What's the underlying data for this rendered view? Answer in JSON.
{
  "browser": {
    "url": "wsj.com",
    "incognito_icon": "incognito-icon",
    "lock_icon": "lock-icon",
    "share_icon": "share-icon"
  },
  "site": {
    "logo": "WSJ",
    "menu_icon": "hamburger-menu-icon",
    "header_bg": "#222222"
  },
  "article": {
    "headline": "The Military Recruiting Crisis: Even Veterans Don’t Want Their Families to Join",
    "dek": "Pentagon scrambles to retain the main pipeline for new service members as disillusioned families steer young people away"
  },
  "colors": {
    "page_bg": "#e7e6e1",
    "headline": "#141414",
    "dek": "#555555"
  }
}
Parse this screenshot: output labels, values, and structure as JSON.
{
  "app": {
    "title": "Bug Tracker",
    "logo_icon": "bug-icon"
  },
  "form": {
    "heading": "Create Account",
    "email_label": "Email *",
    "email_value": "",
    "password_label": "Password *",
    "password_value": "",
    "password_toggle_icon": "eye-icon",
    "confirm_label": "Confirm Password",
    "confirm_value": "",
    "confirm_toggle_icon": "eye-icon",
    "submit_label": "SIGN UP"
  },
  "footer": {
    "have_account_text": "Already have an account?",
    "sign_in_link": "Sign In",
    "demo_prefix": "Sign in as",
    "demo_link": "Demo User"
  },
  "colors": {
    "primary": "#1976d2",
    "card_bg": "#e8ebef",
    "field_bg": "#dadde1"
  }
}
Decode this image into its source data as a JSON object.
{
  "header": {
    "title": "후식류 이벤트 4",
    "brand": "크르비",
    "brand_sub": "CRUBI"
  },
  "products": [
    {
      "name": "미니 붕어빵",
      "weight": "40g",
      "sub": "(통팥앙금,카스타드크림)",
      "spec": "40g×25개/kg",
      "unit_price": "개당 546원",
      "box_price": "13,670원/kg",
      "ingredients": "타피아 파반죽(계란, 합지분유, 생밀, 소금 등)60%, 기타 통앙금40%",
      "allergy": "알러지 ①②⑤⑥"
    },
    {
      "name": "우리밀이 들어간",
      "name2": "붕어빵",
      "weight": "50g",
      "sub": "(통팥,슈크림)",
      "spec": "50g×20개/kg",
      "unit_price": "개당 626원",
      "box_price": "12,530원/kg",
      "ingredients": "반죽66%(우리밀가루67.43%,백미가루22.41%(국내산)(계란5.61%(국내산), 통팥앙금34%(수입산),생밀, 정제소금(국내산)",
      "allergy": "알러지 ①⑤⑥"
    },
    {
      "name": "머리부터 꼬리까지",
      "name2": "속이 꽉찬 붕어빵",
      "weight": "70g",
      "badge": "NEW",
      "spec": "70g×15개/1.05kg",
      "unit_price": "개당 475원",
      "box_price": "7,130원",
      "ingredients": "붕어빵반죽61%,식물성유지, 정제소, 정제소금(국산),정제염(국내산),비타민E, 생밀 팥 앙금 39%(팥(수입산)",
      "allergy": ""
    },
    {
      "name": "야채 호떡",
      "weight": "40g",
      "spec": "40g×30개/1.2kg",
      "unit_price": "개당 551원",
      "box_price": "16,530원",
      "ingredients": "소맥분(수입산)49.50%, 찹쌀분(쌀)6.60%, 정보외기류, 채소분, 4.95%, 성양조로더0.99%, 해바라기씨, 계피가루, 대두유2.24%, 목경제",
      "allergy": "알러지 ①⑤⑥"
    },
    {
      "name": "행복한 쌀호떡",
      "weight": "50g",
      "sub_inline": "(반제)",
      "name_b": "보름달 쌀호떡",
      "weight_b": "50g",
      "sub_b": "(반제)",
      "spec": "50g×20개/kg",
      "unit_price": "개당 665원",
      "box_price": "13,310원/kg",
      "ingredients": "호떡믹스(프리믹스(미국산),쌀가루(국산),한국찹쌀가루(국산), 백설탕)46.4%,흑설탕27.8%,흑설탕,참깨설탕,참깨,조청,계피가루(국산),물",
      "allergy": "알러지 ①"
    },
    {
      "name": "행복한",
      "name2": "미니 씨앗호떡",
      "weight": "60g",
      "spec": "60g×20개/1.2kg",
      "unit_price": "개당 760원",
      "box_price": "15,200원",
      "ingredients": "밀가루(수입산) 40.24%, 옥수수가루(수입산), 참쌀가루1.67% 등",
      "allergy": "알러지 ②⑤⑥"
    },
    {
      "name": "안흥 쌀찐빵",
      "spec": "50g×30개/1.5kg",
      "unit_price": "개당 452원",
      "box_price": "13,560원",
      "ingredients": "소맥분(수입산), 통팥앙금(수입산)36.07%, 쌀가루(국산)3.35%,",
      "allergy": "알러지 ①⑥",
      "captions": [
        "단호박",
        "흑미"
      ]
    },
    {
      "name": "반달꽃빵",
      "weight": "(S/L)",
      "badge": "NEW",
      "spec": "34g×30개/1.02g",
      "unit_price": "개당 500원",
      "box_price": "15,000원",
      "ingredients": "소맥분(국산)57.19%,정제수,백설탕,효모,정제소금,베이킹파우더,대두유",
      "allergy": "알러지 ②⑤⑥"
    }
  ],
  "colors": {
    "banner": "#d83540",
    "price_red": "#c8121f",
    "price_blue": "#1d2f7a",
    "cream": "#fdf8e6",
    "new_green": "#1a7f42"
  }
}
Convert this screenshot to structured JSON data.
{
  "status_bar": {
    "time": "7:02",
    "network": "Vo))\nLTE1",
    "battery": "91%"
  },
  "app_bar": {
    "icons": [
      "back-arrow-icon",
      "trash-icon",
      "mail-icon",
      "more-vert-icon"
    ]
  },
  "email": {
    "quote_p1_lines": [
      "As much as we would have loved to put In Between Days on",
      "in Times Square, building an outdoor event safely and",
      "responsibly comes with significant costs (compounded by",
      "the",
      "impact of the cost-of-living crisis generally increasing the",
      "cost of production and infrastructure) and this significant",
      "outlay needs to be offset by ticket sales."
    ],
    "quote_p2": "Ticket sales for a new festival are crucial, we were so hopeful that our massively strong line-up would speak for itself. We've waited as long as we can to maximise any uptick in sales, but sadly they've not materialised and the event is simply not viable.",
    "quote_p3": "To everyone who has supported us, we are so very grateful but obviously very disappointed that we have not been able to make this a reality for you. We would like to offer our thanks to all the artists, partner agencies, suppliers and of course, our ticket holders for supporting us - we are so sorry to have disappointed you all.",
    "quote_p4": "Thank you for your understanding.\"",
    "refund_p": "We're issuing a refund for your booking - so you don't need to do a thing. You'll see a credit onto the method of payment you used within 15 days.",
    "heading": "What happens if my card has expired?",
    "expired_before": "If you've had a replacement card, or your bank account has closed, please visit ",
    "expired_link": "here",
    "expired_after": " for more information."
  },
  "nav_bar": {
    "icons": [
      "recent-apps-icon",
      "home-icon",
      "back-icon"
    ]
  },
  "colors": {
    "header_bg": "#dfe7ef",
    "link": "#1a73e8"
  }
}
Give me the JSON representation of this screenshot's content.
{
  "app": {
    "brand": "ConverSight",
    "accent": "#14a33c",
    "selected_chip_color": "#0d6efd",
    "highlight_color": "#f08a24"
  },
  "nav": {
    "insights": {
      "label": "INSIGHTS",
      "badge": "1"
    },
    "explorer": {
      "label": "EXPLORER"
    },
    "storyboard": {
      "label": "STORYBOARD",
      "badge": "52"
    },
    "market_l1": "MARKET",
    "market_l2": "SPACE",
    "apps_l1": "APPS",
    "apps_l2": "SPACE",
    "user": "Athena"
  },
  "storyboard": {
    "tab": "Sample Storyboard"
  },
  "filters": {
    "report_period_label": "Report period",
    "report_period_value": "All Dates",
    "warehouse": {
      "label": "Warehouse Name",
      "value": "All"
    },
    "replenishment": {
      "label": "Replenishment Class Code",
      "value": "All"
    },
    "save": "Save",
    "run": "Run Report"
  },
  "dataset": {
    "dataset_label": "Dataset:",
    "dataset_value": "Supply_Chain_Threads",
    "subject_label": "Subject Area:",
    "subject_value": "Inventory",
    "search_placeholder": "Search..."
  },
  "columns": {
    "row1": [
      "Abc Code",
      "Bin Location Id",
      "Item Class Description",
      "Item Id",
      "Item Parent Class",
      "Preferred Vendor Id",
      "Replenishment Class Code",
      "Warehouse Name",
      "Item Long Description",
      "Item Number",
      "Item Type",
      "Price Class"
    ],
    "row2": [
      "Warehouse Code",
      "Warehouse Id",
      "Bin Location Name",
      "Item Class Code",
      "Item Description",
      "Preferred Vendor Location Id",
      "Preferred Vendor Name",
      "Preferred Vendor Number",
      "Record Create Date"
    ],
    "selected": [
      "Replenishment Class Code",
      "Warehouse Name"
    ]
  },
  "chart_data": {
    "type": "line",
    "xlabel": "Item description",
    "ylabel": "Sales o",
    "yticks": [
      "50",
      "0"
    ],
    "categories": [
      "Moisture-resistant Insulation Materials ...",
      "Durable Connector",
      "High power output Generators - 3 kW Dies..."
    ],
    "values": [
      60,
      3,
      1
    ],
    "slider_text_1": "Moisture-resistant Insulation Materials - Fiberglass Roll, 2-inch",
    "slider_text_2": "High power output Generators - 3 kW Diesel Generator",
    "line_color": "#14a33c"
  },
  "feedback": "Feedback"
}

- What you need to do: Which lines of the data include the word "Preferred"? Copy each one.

- Written response:
      "Preferred Vendor Id",
      "Preferred Vendor Location Id",
      "Preferred Vendor Name",
      "Preferred Vendor Number",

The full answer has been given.